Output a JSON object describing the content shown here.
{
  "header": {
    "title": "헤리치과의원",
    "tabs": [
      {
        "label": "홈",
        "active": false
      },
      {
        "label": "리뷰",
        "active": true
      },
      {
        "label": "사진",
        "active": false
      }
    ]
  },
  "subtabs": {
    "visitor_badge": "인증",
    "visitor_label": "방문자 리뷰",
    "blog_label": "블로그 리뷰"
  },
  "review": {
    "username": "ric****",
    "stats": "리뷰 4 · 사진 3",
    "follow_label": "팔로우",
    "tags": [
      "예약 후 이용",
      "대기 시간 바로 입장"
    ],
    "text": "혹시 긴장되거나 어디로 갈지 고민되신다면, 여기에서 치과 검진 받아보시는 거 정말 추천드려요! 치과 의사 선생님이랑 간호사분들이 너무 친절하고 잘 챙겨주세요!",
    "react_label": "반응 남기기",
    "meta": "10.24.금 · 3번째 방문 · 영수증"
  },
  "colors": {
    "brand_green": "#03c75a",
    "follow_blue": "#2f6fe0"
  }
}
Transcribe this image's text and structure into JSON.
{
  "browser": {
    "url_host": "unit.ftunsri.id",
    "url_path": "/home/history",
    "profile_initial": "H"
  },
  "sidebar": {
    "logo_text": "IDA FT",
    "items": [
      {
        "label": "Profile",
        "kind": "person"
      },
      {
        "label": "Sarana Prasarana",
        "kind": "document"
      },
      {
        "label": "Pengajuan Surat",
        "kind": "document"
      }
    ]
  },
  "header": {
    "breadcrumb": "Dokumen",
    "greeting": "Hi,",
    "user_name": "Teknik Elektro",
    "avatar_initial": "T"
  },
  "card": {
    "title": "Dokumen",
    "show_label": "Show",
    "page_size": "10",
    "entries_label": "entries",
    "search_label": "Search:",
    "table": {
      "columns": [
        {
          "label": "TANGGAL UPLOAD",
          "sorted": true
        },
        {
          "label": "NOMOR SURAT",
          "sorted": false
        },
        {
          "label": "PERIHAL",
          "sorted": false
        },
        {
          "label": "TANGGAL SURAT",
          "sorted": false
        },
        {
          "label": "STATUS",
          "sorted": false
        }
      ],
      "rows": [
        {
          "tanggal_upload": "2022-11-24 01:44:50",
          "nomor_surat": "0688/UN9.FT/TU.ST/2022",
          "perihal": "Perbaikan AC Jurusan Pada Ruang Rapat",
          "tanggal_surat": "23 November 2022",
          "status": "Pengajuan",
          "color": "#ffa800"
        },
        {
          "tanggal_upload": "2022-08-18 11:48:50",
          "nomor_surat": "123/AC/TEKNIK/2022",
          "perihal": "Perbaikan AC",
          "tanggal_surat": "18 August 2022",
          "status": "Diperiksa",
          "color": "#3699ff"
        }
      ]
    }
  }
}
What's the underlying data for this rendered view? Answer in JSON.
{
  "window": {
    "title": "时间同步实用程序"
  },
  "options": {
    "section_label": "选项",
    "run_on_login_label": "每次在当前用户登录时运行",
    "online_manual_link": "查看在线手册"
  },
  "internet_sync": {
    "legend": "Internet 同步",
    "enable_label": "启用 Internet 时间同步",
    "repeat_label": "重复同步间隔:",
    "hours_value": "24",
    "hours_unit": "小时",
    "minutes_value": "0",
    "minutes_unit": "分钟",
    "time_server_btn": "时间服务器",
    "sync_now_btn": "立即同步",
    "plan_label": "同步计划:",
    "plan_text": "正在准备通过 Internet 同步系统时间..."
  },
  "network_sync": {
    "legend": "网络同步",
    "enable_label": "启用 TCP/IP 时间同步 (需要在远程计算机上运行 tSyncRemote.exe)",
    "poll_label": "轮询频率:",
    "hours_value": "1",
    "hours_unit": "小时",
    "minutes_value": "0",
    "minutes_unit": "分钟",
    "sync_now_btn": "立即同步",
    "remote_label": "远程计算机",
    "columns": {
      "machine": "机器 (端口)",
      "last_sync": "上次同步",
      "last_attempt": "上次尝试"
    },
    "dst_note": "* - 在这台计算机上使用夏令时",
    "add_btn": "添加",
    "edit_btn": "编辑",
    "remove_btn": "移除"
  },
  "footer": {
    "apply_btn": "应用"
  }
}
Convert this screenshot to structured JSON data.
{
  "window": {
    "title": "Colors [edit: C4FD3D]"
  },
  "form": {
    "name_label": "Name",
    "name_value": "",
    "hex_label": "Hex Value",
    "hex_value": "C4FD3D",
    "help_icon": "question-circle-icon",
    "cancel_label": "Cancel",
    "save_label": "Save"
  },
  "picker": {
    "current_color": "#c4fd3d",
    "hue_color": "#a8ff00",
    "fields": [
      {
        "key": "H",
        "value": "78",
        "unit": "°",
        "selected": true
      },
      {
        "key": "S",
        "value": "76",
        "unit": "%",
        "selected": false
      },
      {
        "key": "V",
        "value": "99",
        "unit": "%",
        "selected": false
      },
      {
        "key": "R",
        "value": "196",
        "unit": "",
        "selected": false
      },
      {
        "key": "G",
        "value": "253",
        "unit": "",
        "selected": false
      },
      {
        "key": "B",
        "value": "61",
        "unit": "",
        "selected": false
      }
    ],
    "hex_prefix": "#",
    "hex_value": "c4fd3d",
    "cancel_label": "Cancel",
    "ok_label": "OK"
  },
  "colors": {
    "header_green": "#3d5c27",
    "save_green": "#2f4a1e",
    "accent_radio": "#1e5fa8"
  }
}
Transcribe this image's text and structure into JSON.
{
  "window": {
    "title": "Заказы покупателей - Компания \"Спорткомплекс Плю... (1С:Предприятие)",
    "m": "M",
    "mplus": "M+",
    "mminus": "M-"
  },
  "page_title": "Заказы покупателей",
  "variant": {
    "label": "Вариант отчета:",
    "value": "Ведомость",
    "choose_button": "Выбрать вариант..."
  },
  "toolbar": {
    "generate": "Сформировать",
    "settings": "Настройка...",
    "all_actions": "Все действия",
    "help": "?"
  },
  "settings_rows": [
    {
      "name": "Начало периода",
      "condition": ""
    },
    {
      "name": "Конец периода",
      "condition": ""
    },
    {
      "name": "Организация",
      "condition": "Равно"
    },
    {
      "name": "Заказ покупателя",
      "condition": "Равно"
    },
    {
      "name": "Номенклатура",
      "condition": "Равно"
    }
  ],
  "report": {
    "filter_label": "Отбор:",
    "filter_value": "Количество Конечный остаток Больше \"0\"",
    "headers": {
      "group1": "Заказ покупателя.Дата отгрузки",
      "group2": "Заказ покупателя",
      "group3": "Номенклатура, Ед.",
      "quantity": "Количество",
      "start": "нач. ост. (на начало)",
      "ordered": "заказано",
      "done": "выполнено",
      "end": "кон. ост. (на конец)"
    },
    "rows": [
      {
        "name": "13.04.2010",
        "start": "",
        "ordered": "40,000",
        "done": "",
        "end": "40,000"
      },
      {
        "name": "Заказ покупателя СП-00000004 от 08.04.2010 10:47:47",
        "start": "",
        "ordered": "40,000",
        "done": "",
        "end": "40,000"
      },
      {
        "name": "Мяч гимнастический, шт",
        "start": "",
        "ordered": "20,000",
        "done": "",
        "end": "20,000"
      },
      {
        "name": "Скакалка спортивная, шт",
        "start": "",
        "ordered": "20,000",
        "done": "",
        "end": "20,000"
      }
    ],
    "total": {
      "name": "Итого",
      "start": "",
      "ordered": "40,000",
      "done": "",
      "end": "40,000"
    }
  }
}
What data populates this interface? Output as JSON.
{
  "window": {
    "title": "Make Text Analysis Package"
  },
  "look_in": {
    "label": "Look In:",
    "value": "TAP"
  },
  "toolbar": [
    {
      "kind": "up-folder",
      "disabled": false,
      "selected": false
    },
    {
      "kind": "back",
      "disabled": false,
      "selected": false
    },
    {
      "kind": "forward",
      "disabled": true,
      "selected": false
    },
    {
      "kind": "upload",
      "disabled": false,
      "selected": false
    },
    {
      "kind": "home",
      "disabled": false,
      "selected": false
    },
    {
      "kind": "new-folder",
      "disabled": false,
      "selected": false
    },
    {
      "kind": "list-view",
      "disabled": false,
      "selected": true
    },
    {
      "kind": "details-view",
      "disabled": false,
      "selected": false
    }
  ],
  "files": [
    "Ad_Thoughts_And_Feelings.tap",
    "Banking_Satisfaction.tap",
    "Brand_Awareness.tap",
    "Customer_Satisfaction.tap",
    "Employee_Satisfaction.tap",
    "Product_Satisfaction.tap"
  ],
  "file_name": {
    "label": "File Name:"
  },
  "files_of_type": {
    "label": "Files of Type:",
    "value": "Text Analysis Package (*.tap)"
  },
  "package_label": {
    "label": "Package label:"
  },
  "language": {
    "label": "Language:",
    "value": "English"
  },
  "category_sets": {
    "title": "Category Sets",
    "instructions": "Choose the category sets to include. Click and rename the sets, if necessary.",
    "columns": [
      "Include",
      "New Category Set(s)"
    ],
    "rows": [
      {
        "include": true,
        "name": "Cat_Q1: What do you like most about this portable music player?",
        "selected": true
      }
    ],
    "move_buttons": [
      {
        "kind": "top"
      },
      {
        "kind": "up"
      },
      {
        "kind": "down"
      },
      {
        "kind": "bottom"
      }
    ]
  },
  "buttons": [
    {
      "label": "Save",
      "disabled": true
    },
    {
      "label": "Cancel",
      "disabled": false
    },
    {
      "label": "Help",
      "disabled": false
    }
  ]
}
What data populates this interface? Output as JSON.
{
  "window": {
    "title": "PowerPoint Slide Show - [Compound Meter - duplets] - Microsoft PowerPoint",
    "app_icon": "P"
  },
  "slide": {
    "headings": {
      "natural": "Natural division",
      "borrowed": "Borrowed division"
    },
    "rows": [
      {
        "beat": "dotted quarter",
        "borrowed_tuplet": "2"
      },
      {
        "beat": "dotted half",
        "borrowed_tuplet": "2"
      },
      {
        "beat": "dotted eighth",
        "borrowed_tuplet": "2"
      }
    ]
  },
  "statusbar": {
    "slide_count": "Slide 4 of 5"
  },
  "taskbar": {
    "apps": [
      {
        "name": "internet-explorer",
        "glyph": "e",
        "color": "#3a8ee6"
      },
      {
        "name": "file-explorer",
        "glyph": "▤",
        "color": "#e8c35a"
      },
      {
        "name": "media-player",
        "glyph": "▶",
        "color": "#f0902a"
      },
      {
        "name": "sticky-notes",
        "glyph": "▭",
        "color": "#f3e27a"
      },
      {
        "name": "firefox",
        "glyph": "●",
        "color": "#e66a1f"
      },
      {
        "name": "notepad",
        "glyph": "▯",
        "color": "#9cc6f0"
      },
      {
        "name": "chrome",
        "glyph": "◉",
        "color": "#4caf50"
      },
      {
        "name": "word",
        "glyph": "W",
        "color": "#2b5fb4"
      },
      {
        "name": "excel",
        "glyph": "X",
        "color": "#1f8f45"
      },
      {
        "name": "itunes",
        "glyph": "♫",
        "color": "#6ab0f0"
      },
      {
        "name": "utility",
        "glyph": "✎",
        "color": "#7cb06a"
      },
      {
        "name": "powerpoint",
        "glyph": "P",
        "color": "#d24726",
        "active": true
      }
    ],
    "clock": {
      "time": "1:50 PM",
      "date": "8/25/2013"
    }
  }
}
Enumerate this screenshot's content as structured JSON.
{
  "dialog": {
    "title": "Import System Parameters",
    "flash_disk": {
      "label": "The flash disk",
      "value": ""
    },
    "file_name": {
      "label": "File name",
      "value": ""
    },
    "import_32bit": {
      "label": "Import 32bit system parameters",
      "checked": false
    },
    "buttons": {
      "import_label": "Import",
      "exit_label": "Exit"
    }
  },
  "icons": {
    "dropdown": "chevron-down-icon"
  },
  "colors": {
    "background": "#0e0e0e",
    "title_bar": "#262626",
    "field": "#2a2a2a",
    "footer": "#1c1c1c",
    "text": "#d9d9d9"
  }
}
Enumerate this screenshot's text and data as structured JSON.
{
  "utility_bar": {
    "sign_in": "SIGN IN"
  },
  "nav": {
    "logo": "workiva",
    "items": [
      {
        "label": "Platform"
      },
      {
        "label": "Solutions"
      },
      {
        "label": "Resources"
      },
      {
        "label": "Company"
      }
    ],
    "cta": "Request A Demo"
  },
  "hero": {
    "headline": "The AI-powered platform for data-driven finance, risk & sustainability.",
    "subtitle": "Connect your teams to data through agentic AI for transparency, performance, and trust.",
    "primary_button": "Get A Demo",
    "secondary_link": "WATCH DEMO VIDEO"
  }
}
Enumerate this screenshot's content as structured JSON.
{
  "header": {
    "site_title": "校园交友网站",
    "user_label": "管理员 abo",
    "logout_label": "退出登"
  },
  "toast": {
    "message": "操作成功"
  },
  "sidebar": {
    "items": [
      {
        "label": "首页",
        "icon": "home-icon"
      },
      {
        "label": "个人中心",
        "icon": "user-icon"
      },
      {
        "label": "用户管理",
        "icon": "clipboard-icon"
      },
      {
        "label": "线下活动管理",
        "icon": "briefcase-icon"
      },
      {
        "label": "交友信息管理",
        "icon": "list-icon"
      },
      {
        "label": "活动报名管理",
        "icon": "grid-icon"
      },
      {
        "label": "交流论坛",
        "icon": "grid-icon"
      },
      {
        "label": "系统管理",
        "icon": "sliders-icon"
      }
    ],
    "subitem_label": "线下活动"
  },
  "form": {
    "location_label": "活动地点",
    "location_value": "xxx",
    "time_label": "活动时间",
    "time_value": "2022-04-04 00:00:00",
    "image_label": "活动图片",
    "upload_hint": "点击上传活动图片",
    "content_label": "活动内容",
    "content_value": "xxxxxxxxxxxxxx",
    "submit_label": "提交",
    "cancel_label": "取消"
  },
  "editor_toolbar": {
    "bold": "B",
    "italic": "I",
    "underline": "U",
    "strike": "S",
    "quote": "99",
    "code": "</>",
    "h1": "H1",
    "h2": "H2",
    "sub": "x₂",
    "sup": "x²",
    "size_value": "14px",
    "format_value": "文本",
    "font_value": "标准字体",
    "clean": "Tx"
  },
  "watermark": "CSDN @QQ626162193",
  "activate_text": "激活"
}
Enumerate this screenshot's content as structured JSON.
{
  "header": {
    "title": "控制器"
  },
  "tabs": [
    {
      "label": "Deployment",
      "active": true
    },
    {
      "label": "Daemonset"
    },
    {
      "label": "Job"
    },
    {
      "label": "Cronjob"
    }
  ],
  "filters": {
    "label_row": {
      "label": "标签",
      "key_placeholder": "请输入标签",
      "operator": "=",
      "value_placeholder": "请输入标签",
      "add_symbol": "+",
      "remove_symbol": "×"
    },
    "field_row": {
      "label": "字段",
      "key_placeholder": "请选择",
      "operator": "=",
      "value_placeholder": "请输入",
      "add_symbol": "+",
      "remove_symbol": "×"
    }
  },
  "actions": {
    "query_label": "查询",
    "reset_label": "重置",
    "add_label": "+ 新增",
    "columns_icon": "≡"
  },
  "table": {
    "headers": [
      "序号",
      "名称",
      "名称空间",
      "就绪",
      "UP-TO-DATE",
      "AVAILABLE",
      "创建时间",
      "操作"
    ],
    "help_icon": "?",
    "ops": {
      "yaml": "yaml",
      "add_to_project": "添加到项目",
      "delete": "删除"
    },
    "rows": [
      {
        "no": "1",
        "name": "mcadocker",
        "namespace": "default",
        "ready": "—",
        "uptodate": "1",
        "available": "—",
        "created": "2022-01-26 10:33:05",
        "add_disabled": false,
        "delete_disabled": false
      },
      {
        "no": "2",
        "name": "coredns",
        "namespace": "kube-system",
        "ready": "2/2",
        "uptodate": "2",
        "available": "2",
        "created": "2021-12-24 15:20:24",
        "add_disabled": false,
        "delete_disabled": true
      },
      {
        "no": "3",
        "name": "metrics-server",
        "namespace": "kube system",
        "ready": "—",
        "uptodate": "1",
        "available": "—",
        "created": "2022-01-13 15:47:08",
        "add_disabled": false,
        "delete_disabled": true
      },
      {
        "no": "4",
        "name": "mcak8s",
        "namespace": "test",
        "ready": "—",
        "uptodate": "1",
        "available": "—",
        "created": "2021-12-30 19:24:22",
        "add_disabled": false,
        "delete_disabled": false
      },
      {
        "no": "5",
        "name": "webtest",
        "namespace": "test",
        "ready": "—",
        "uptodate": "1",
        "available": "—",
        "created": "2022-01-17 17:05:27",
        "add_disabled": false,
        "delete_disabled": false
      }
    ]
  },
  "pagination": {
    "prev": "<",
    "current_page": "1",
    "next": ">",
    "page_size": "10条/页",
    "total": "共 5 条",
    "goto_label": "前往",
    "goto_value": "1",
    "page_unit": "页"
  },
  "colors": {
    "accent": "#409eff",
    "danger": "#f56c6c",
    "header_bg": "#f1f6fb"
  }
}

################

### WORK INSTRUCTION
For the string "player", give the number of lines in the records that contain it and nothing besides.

### RESULT FOR THIS TASK
2